**Dataset extract:**
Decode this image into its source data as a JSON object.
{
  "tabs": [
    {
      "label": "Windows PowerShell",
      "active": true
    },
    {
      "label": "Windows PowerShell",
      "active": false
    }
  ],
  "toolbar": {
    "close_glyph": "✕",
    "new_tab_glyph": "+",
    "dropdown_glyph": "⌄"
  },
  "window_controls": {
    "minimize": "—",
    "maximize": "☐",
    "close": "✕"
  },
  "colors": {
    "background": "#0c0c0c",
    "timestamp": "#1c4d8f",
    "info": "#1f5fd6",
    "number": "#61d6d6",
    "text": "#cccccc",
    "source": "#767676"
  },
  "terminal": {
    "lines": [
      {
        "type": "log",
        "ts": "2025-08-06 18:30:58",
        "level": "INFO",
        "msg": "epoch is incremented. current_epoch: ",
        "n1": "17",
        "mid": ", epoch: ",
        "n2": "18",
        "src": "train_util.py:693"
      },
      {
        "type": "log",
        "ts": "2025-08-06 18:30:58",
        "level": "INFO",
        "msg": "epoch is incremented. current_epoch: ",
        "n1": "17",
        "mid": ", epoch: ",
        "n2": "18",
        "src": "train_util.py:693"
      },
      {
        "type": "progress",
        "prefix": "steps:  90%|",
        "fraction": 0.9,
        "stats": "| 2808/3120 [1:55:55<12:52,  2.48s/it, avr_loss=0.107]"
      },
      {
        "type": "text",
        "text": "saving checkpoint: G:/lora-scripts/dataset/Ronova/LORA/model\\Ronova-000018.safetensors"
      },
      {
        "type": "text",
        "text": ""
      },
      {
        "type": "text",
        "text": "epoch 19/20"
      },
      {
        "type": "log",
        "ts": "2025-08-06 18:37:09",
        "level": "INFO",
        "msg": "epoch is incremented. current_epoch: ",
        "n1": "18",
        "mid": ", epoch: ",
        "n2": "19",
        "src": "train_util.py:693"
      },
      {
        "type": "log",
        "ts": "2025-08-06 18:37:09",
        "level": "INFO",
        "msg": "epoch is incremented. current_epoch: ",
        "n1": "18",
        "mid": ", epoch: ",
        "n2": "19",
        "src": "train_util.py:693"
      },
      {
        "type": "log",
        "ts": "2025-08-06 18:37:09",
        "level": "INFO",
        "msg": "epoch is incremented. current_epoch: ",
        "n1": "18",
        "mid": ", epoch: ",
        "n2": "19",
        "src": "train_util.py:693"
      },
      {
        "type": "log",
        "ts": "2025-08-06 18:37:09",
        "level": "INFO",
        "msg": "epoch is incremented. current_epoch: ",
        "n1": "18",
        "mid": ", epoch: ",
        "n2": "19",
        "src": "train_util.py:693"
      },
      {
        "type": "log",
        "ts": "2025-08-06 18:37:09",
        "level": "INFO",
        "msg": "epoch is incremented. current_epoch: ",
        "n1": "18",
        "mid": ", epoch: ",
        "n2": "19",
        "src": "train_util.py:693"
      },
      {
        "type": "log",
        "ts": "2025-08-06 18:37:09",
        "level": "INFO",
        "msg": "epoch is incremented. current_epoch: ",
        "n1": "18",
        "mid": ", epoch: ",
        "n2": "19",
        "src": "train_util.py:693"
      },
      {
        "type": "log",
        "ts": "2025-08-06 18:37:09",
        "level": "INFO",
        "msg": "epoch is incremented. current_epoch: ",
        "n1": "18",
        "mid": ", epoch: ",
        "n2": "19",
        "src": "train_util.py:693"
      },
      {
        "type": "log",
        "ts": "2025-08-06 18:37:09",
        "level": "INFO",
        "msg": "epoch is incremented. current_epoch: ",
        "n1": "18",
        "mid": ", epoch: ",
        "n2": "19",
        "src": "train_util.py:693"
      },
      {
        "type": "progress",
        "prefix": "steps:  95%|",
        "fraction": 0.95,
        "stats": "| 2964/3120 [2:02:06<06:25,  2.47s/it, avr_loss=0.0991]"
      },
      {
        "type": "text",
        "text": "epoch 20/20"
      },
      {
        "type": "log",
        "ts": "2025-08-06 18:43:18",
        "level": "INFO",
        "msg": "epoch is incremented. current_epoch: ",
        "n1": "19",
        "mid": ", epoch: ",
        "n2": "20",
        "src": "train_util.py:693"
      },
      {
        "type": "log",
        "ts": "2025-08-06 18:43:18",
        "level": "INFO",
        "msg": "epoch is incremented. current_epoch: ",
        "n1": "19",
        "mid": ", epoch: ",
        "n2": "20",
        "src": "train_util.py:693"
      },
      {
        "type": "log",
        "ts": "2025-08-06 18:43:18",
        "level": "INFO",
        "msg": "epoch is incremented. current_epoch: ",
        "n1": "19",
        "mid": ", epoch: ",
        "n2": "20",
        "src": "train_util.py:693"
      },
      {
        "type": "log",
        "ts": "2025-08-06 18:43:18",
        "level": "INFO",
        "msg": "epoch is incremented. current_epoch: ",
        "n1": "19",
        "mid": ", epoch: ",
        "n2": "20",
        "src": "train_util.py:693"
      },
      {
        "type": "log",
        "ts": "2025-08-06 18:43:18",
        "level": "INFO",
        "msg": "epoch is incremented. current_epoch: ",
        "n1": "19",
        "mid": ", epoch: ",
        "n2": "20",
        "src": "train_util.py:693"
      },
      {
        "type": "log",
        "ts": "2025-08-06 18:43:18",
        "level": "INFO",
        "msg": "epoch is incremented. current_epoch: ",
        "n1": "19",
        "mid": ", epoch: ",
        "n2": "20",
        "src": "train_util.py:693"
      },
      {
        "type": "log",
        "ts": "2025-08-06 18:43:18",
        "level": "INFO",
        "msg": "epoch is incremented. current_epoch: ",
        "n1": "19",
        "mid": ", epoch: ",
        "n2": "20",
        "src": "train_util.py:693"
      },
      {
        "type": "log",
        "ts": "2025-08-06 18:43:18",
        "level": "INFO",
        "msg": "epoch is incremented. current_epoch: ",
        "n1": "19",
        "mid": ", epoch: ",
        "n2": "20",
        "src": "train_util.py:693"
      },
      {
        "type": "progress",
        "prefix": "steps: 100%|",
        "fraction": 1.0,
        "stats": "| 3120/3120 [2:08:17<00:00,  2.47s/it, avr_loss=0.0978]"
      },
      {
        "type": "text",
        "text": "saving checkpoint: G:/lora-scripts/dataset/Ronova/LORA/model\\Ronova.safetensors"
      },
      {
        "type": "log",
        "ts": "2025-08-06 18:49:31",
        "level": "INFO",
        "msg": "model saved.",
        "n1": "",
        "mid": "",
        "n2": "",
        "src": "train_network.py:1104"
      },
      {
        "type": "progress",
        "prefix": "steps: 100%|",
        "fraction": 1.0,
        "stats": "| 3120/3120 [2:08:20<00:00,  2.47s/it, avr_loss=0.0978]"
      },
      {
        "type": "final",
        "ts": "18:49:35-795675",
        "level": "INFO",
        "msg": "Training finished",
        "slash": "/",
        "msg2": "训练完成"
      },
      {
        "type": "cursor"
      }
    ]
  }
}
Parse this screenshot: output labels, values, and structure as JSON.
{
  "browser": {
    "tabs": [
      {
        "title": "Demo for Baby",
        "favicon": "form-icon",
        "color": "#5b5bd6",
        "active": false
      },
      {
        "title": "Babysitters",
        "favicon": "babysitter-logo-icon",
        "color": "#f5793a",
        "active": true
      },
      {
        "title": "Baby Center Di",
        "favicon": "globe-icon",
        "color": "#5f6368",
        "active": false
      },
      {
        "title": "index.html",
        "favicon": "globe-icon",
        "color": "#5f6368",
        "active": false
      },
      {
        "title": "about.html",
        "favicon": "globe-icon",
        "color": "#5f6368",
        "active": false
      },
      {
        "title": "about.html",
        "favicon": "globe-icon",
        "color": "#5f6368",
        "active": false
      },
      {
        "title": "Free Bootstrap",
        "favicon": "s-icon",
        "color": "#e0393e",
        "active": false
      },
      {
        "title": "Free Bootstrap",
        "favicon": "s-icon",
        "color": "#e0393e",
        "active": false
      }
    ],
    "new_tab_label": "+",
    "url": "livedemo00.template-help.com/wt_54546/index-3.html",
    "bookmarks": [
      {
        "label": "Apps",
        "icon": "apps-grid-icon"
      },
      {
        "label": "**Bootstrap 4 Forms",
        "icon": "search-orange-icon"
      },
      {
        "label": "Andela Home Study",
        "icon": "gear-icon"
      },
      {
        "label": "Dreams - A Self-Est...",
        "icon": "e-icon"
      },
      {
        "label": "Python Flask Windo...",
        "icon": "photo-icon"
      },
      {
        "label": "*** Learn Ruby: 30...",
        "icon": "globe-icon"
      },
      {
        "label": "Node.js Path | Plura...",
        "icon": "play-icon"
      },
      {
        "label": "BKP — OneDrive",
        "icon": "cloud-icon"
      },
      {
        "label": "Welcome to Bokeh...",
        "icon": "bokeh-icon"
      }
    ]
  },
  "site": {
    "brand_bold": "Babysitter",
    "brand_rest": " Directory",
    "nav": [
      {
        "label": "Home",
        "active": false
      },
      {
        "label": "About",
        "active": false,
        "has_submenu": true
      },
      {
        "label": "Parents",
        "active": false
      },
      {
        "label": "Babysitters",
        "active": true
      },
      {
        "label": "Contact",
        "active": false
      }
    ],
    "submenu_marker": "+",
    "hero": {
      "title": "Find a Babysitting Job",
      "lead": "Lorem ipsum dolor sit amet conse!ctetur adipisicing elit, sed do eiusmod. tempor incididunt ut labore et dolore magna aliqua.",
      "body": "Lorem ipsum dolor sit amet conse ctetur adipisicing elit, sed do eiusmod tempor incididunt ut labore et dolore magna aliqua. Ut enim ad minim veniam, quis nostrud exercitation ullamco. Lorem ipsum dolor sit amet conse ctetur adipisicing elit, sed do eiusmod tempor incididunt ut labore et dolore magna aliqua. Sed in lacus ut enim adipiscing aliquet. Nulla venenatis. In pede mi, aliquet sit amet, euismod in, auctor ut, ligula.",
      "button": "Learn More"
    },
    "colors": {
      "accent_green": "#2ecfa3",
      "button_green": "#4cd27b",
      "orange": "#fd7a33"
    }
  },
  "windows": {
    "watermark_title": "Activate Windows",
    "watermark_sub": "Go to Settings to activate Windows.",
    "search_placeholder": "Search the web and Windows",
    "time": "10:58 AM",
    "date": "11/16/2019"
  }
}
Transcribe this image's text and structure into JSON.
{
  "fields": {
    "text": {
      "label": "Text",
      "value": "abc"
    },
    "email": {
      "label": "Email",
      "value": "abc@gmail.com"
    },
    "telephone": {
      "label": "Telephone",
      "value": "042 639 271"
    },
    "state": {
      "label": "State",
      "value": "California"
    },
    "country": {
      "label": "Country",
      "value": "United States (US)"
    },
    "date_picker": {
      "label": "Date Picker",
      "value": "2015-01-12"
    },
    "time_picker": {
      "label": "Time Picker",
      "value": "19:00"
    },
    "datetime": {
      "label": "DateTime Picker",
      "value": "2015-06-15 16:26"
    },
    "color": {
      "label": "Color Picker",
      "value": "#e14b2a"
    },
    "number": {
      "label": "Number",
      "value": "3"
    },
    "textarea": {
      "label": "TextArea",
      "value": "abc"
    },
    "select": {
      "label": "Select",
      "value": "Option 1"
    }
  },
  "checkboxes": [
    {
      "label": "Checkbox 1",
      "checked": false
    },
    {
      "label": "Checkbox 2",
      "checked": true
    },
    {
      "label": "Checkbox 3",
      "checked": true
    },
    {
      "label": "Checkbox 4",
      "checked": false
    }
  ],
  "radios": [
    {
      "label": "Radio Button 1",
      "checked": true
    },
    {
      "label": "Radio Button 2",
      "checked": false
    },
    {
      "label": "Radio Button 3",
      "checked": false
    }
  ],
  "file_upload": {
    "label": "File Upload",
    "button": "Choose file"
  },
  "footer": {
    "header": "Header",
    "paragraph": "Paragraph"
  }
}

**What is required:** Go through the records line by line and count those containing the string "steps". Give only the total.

**Solution to this exercise:** 4